BEGIN

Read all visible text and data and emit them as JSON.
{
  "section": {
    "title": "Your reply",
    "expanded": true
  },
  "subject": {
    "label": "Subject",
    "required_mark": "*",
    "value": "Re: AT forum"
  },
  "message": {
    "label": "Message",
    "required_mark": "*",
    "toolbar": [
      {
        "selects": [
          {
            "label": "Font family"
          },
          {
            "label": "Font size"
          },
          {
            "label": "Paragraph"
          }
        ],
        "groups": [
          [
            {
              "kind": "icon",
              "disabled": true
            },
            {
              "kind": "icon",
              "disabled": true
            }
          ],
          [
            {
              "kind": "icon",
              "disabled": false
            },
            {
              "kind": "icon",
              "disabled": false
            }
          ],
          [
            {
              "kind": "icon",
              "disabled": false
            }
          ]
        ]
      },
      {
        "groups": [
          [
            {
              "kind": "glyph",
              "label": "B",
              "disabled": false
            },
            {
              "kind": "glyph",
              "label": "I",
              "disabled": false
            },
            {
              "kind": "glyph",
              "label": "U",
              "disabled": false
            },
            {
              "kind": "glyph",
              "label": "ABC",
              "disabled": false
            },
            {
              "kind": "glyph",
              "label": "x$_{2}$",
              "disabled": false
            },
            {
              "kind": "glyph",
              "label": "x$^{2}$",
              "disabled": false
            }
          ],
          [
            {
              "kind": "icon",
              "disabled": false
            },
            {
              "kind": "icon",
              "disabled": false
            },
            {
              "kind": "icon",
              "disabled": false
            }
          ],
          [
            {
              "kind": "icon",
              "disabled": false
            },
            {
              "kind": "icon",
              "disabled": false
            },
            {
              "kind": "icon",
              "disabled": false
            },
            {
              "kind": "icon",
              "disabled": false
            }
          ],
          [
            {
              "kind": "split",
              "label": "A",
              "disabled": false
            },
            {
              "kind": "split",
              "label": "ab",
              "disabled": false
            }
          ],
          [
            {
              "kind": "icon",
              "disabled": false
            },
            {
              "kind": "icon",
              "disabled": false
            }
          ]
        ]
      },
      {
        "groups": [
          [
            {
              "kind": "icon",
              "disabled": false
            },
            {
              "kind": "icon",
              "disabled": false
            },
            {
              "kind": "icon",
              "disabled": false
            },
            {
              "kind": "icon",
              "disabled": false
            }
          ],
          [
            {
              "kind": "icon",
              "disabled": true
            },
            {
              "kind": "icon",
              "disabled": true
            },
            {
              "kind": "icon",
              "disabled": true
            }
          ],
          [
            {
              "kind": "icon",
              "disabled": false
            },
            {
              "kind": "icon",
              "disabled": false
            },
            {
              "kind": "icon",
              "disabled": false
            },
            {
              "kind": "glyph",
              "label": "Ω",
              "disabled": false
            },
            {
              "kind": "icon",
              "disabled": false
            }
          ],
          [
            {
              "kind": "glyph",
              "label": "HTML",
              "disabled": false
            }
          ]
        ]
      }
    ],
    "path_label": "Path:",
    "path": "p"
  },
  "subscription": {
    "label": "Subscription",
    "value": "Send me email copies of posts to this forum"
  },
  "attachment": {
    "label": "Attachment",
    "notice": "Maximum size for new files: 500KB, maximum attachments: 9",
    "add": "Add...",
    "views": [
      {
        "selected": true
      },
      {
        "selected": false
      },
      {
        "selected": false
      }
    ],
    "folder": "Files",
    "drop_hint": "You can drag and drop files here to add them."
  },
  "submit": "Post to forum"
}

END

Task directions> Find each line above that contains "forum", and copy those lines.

Output for this task>
    "value": "Re: AT forum"
    "value": "Send me email copies of posts to this forum"
  "submit": "Post to forum"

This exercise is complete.